Two weeks ago, Nina Ormonde, the woman responsible for all the unique occasions at the Beit Elazraki Children’s Home in Netanya, one of four such institutions in Israel run by Emunah, passed away. Among the events she organized was the bar and bat mitzvah celebrations.
Nina would oversee every detail of the elegant annual bar and bat mitzvah, a grand affair attended by a thousand guests.

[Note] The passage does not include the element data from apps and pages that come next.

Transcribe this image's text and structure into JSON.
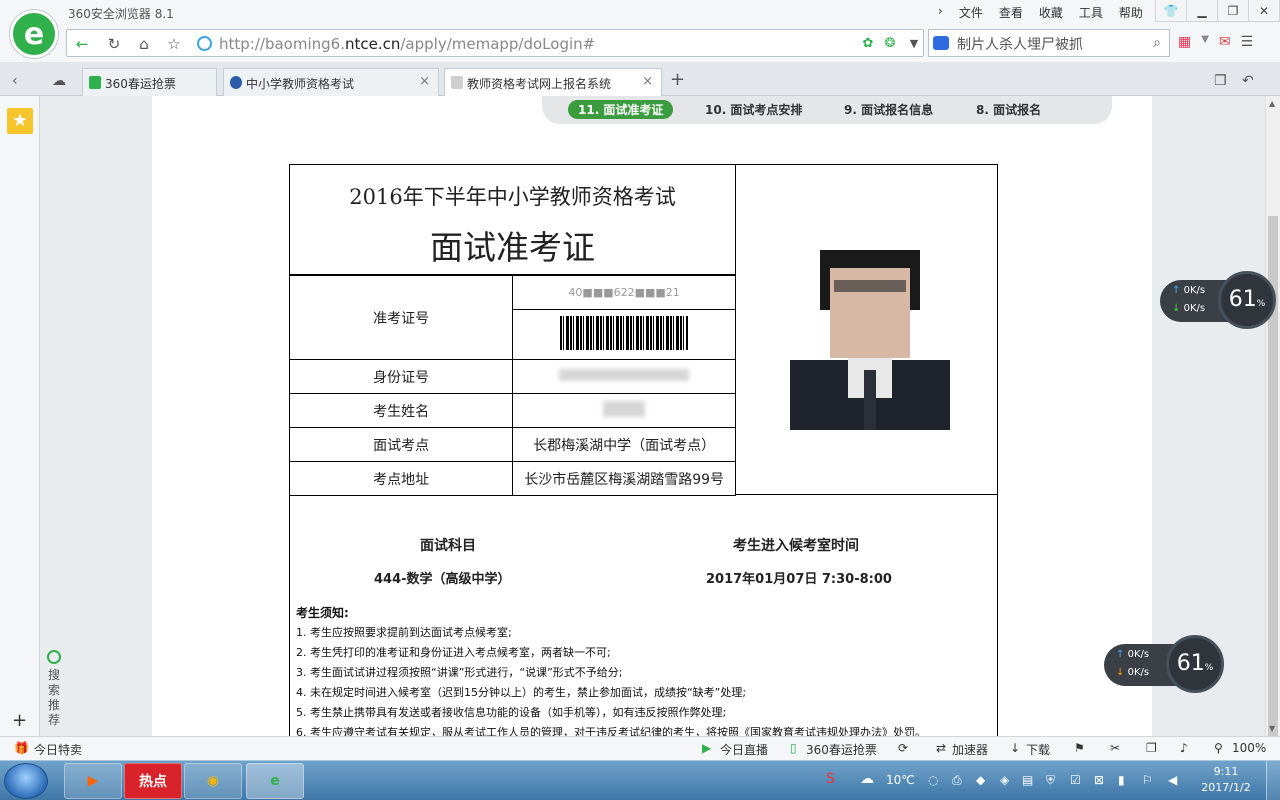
{
  "browser": {
    "title": "360安全浏览器 8.1",
    "menu": [
      "文件",
      "查看",
      "收藏",
      "工具",
      "帮助"
    ],
    "url_prefix": "http://baoming6.",
    "url_domain": "ntce.cn",
    "url_path": "/apply/memapp/doLogin#",
    "search_query": "制片人杀人埋尸被抓",
    "tabs": [
      {
        "label": "360春运抢票",
        "color": "#2fb04a"
      },
      {
        "label": "中小学教师资格考试",
        "color": "#2a5ea8"
      },
      {
        "label": "教师资格考试网上报名系统",
        "color": "#888888"
      }
    ]
  },
  "steps": [
    {
      "label": "11. 面试准考证",
      "active": true
    },
    {
      "label": "10. 面试考点安排",
      "active": false
    },
    {
      "label": "9. 面试报名信息",
      "active": false
    },
    {
      "label": "8. 面试报名",
      "active": false
    }
  ],
  "ticket": {
    "title_line1": "2016年下半年中小学教师资格考试",
    "title_line2": "面试准考证",
    "rows": {
      "exam_no_label": "准考证号",
      "exam_no_value": "40■■■622■■■21",
      "id_label": "身份证号",
      "name_label": "考生姓名",
      "site_label": "面试考点",
      "site_value": "长郡梅溪湖中学（面试考点）",
      "address_label": "考点地址",
      "address_value": "长沙市岳麓区梅溪湖踏雪路99号"
    },
    "subject_header": "面试科目",
    "subject_value": "444-数学（高级中学）",
    "time_header": "考生进入候考室时间",
    "time_value": "2017年01月07日 7:30-8:00",
    "notes_title": "考生须知:",
    "notes": [
      "1. 考生应按照要求提前到达面试考点候考室;",
      "2. 考生凭打印的准考证和身份证进入考点候考室，两者缺一不可;",
      "3. 考生面试试讲过程须按照“讲课”形式进行，“说课”形式不予给分;",
      "4. 未在规定时间进入候考室（迟到15分钟以上）的考生，禁止参加面试，成绩按“缺考”处理;",
      "5. 考生禁止携带具有发送或者接收信息功能的设备（如手机等），如有违反按照作弊处理;",
      "6. 考生应遵守考试有关规定，服从考试工作人员的管理，对于违反考试纪律的考生，将按照《国家教育考试违规处理办法》处罚。"
    ]
  },
  "speed_widget_1": {
    "up": "0K/s",
    "down": "0K/s",
    "percent": "61",
    "unit": "%"
  },
  "speed_widget_2": {
    "up": "0K/s",
    "down": "0K/s",
    "percent": "61",
    "unit": "%"
  },
  "sidebar": {
    "search_label": "搜索推荐"
  },
  "statusbar": {
    "left": "今日特卖",
    "live": "今日直播",
    "ticket": "360春运抢票",
    "accel": "加速器",
    "download": "下载",
    "zoom": "100%"
  },
  "taskbar": {
    "hot_label": "热点",
    "weather": "10℃",
    "time": "9:11",
    "date": "2017/1/2"
  }
}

Although actively involved in a multiplicity of charitable works, Nina was Bet Elazraki’s mother and grandmother rolled into one.
“Nina knew every child in our Home by his or her name,” one of the caretakers confides, “and was always asking Yehuda Kohn, the director, what the children needed and what she could do to help.” And help she did, focusing her maternal concern and considerable talents for organization and fund-raising with remarkable results.
Born Nina Raphael in London, the pert, vivacious woman with a quick, intelligent smile, met Mark (Uhrmacher) Ormonde, her husband of nearly 50 years in 1948. He had been on one of the Kindertransport. In 1982, they made aliyah with their three children. Nina immediately began working for Emunah as she had done in England.
When, at the suggestion of a colleague, she visited the children’s home in Netanya, she was appalled at the state of the building. “The living room had no roof,” she related in amazement. “Have you ever seen a building where the central living area has no roof, and children play in the pouring rain?” she asked, and the initial shock still registered on her face. Nina resolved to have the area covered, renovated, and made into a cozy living area. She undertook to raise funds by organizing a gala dinner, and inviting Dr. Josef Burg, her husband’s former teacher, as speaker. The dinner was a success, the necessary funds were raised, and Nina’s dream of a spacious, eventually spectacular atrium where holiday celebrations can take place, became a reality. Other renovation and maintenance projects and fund-raising successes followed.
However, as we said, the bar and bat mitzvah event was her “baby.” Despite its grand scale, there was an individual, loving focus on every girl and boy.
“This is the key to our philosophy,” Yehuda Kohn, director of Bet Elazraki explains. “Emunah’s mission is to give each child a sense of self-worth, to help each child develop his or her full potential. To break the cycle of distress. Emunah’s mission is that the child we take in should be the last child of the family in a children’s home.”
“The children in the Home come from families in distress, where one or both parents, are on drugs, in a mental institution or in prison. Did you know that in Israel there are now third generation children in children’s homes? That means that their grandparents and then their parents were residents in a children’s home. And when they grew up and reached adulthood, they were not capable of establishing functional families. Our aim is to break that vicious cycle, to bring up children who will establish stable families and themselves will be good, supportive parents.”
Besides the children of Bet Elazraki, hundreds of new immigrants in Netanya benefited from Nina Ormonde’s largesse. During the Gulf War when the great wave of immigration from the former USSR was at its height, Nina made it her habit to visit Netanya’s Laniado Hospital to inquire whether the new olim admitted for treatment had transportation to return home. She especially focused on the large number of men undergoing circumcision upon arrival. Do they have a home to return to? Do they have anyone to care for them? Nina organized a group of volunteers to provide the transportation and post-op care.
Next, Nina and her volunteers started a food parcel project. After obtaining the names of needy immigrants from municipal social workers, and receiving funds from Emunah in Britain, the women purchased the food items and put together the parcels at the local Co-Op, which then would send the parcels out.
When other organizations began doing food parcels, notably Judy and Moshe Shamir’s “This Is My Land” (the subject of a former column), Nina and her friends organized the “Brothers and Sisters’ Club” to help new olim integrate into Israeli society. She supervised the Ulpan classes on Mondays and Tuesdays, and actively participated in the social programs – singing, dancing, conversation on Wednesdays – all parts of Nina’s remarkable routine of dedication.
May her memory become an inspiration for the future.